The European Marine Energy Centre (EMEC) has hosted the third International WaTERS (Wave and Tidal Energy Research Sites) workshop.
Nine countries were represented from around the globe including Canada, France, Ireland, Japan, Singapore, South Korea, Spain, the UK and the USA.
The event concluded a productive week of discussions, networking, conference sessions and side events at the International Conference on Ocean Energy (ICOE) 2016 in Edinburgh.
Established at EMEC’s International Test Centres Symposium in Orkney in 2013, the International WaTERS network brings together operational and planned test sites from around the world to discuss common issues and agree actions for the good of marine energy.
In 2014, the network met again in Nova Scotia, Canada, at an event jointly hosted by EMEC and the Fundy Ocean Research Center for Energy (FORCE).
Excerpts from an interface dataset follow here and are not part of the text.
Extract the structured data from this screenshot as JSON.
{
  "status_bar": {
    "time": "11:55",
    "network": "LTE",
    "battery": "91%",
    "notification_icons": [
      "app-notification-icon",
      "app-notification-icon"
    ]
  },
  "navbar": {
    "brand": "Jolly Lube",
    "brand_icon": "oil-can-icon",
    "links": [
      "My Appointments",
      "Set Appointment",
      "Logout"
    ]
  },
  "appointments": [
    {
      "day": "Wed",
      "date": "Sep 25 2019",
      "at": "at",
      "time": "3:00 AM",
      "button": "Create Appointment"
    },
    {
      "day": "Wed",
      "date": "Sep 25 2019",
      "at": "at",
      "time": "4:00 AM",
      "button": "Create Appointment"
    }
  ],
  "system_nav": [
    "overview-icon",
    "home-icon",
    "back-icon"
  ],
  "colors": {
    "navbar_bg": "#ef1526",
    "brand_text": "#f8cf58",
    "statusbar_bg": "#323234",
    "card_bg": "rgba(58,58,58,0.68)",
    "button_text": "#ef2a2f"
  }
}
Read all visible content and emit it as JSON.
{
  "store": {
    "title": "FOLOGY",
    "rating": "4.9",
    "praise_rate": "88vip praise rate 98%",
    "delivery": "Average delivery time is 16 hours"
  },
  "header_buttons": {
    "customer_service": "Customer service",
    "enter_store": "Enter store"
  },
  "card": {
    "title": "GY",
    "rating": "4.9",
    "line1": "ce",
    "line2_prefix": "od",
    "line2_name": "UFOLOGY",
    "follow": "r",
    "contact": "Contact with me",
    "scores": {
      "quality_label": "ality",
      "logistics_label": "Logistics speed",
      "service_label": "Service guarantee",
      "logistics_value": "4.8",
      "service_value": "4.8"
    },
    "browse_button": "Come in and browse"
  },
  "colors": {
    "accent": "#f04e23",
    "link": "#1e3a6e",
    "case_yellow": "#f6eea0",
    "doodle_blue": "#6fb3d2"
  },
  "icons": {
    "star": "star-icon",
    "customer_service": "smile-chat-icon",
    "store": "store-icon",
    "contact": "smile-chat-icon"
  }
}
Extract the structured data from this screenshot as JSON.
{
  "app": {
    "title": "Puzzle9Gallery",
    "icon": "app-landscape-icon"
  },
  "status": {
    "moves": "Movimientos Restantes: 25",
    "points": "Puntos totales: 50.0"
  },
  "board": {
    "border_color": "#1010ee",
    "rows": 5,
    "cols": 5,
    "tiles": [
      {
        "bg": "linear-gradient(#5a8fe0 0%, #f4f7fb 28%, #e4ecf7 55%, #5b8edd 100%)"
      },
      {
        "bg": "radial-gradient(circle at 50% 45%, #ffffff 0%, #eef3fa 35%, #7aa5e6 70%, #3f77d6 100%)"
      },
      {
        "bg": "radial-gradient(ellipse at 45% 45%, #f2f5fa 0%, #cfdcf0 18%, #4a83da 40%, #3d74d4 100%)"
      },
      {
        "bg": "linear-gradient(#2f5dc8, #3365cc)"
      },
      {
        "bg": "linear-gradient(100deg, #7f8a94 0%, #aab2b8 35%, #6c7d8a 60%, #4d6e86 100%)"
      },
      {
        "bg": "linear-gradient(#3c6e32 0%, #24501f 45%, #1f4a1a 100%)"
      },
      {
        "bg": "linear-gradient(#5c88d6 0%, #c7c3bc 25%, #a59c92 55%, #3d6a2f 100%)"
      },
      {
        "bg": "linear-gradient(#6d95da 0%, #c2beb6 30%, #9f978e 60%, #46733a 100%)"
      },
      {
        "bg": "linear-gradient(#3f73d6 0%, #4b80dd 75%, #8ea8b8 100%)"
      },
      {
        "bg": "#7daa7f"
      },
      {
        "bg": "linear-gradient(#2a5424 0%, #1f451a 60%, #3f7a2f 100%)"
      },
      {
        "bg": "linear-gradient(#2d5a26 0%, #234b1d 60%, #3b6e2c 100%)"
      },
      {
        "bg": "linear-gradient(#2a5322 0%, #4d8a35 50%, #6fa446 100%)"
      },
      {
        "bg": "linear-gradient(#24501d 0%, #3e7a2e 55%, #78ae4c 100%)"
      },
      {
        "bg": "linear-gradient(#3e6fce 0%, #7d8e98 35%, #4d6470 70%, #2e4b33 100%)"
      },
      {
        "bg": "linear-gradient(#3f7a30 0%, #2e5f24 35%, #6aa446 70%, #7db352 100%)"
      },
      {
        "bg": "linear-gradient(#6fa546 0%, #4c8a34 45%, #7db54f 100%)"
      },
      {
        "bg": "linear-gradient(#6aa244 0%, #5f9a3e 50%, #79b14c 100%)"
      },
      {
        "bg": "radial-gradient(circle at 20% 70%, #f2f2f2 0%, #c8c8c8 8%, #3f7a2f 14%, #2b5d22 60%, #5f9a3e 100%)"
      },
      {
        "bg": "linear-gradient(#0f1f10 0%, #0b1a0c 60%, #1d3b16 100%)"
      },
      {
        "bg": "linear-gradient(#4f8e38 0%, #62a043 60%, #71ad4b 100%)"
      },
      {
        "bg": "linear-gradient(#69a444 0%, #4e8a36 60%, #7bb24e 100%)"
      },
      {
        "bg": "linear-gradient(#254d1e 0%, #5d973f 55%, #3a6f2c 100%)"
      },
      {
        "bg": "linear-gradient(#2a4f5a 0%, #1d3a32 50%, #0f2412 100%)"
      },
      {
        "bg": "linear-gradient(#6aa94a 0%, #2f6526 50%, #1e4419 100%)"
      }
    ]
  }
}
This time round, discussions were focused on key issues identified by participating organisations. These included environmental monitoring and licencing, marine operations, electrical operations and safety, funding for research programmes, government support, and business planning.
It was concluded that the network of test sites can play an important role in increasing the effectiveness of research programmes.
Neil Kermode, managing director at EMEC, said: “We see global collaboration as essential to the successful development of marine renewables.
“You only need to travel abroad and experience the pointless diversity that grew up in something as simple as a plug and socket to see why working together is ideal. If we can stay synchronised, we can avoid that sort of waste being accidentally built into our industry.”
John Breslin, general manager at SmartBay Ireland, said: “I’m delighted that this excellent workshop provided the unique opportunity to strengthen ties with other test site operators, and share experiences and lessons learnt.
“I sincerely hope we can continue this momentum which will move us closer towards developing international best practice for the management and operation of ocean energy test sites.”
Brian Polagye, co-director at the Northwest National Marine Renewable Energy Center in the USA, said: “The workshop highlighted the collective challenges facing test facilities and their ability to work together to overcome and advance the industry.”
Kiyohiko Ko, from the Nagasaki Prefectural Government in Japan, said: “It was very useful for us to learn about the different test sites in the world, and it was very nice to have the opportunity to have collaborative discussions here. We would like to keep good relationships to find a way to sort our common challenges.”
Patrick Cross, from the Natural Energy Institute at theUniversity of Hawaii, added: “It was an outstanding opportunity to interact with our colleagues from other test centres, share information about our wave energy tests in Hawaii, and gain additional perspectives on what we might expect as we go forward.”